We have all listened to preachers whose never-changing drone puts the congregation to sleep. It requires much more effort to listen to a monotone than to the voice whose pitch is first high, and then low. A monotone is like listening to one note on the piano played again and again with no other notes included.

The human voice as given by GOD is capable of great variation. Why employ only one tone when He has given so many? A little practice in conversation by deliberately changing the pitch of the voice will make it easier in telling the story.

The same degree of loudness may be almost as tiresome as a monotone.

Some points are more effective if made in a soft low voice. If you notice the children becoming restless, try either raising or lowering your voice, and very often their attention will be regained.

In the same way, speak slowly part of the time, and quickly at other times.

To give the impression of rapid action speak quickly and use short sentences.

Likewise, to convey a peaceful, quiet effect, employ a low voice with long sentences.

Change the voice to a high pitch when one character speaks, and to a low tone when the other character answers, and with just this variation the children will see two people carrying on a conversation.

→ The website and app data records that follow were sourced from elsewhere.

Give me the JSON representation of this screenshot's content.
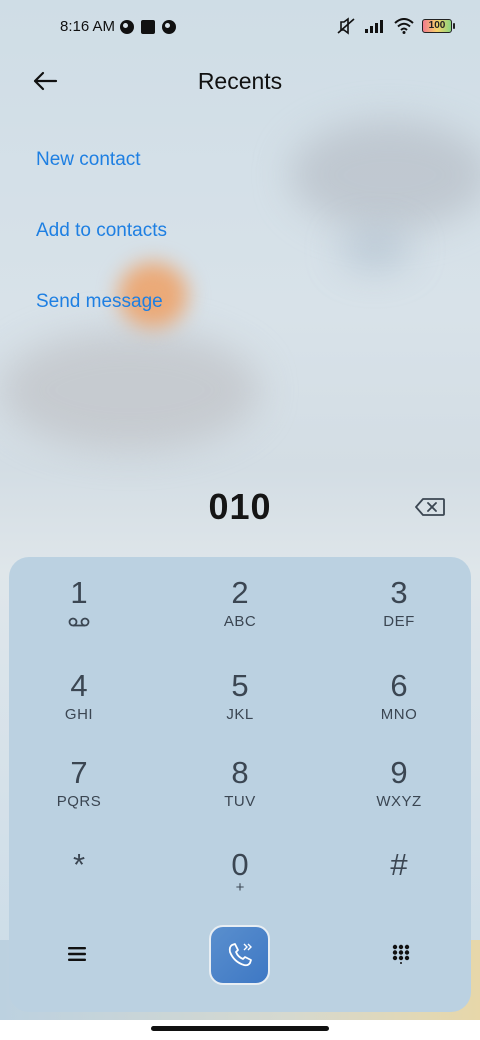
{
  "status_bar": {
    "time": "8:16 AM",
    "battery": "100",
    "icons": [
      "pie-icon",
      "square-icon",
      "pie-icon",
      "mute-icon",
      "signal-icon",
      "wifi-icon",
      "battery-icon"
    ]
  },
  "header": {
    "title": "Recents",
    "back_icon": "arrow-left-icon"
  },
  "actions": [
    {
      "label": "New contact"
    },
    {
      "label": "Add to contacts"
    },
    {
      "label": "Send message"
    }
  ],
  "dialer": {
    "number": "010",
    "backspace_icon": "backspace-icon"
  },
  "keypad": {
    "keys": [
      {
        "digit": "1",
        "letters": ""
      },
      {
        "digit": "2",
        "letters": "ABC"
      },
      {
        "digit": "3",
        "letters": "DEF"
      },
      {
        "digit": "4",
        "letters": "GHI"
      },
      {
        "digit": "5",
        "letters": "JKL"
      },
      {
        "digit": "6",
        "letters": "MNO"
      },
      {
        "digit": "7",
        "letters": "PQRS"
      },
      {
        "digit": "8",
        "letters": "TUV"
      },
      {
        "digit": "9",
        "letters": "WXYZ"
      },
      {
        "digit": "*",
        "letters": ""
      },
      {
        "digit": "0",
        "letters": "+"
      },
      {
        "digit": "#",
        "letters": ""
      }
    ],
    "bottom": {
      "menu_icon": "menu-icon",
      "call_icon": "phone-call-icon",
      "grid_icon": "keypad-grid-icon"
    }
  },
  "colors": {
    "accent": "#1e7fe2",
    "keypad_bg": "#bbd1e1",
    "call_button": "#3e78c4"
  }
}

Use conversation whenever you can, quoting the words which the character used, or might have used. Direct discourse makes a story vital. Use it whenever possible, taking care to label it as such if imagination is employed.

A pleasing voice can adorn the Gospel very effectively.

When some people speak before an audience it seems that every part of their body is frozen except their tongue. Yet those same people will show a group of friends how long the fish was, how tall the child was, or how the old man stroked his beard. They use their body to get across their point.

We do not need to be actors to tell a good story, but we do need to be natural, and it is natural to use our bodies at least part of the time when we are talking. You may think that you could never move before the children, but if you do it consciously a few times, it will soon become natural, and the children will really enjoy the story more.

One small boy watched Miss Frances Bennett, the master storyteller, as she showed how David wound up his sling, and when she made the motion to let the stone go, this little boy ducked. The expression in her body made the story that real to him. For those who would carry this advice of bodily movement too far, a word of warning is given.

Never allow your gestures or bodily movements to become ridiculous, so that your audience laughs at you.

That is to cheapen and degrade the message.

When movements detract the attention from the story to themselves, then you have gone too far.

It is like everything else, we need to strike a balance: too much in either direction is wrong. But with the right amount of expression in the words, the voice and the body, the story can really live for the children.

With the Power of the Lord

Last of all, and most important, to tell a good story one should depend upon the Lord and not upon his own ability.

The stories of the most educated are insipid without His help, and those of the willing ones without much training may be used to eternal glory if they are told in the power of His HOLY SPIRIT. "Little is much if GOD is in it."

Who knows what the simple telling of the Gospel story shall mean to the boys and girls around about us?

I love to tell the story,

'Twill be my theme in glory,

To tell the old, old story

Of JESUS and His love.